▶ [TASK OBJECTIVE]
Pull every line containing "post" out of the material below.

****************

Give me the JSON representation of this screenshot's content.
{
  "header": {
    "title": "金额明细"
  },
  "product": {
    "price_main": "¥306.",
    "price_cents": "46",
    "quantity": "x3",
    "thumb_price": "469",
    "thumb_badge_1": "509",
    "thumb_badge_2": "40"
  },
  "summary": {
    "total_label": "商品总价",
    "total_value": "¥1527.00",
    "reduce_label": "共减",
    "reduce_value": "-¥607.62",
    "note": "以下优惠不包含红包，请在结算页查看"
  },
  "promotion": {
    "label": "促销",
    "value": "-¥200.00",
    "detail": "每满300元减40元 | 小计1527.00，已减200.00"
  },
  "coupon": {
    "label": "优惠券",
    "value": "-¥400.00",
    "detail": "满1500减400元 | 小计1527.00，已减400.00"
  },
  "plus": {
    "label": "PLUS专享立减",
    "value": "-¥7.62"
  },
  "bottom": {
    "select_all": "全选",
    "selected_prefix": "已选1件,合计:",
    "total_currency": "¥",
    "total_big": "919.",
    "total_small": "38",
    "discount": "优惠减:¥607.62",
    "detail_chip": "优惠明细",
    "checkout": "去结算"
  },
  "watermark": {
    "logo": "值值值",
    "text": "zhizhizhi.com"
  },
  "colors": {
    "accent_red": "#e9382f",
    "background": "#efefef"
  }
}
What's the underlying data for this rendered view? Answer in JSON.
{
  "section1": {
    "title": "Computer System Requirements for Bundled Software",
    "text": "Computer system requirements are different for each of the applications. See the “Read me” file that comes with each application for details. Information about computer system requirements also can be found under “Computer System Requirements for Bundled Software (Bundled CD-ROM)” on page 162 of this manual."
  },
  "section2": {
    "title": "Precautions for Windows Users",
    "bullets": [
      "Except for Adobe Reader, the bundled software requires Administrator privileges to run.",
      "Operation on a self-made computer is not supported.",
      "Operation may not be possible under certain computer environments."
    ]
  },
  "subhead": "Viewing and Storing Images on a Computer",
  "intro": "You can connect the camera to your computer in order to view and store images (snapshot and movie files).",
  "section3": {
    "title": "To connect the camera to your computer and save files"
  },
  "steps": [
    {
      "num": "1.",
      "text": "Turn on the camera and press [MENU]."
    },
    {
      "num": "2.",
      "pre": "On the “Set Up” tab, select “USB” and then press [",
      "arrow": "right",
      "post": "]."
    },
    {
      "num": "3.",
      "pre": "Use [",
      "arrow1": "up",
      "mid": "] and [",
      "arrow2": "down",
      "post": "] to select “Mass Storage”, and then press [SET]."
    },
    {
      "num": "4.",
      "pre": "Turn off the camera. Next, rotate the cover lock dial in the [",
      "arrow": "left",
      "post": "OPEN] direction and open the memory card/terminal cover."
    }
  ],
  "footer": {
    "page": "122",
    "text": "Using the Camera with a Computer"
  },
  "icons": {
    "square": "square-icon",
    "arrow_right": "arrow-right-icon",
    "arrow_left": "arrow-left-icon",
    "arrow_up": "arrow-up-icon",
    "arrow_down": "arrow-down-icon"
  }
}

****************

▶ [EXPECTED ANSWER]
      "post": "]."
      "post": "] to select “Mass Storage”, and then press [SET]."
      "post": "OPEN] direction and open the memory card/terminal cover."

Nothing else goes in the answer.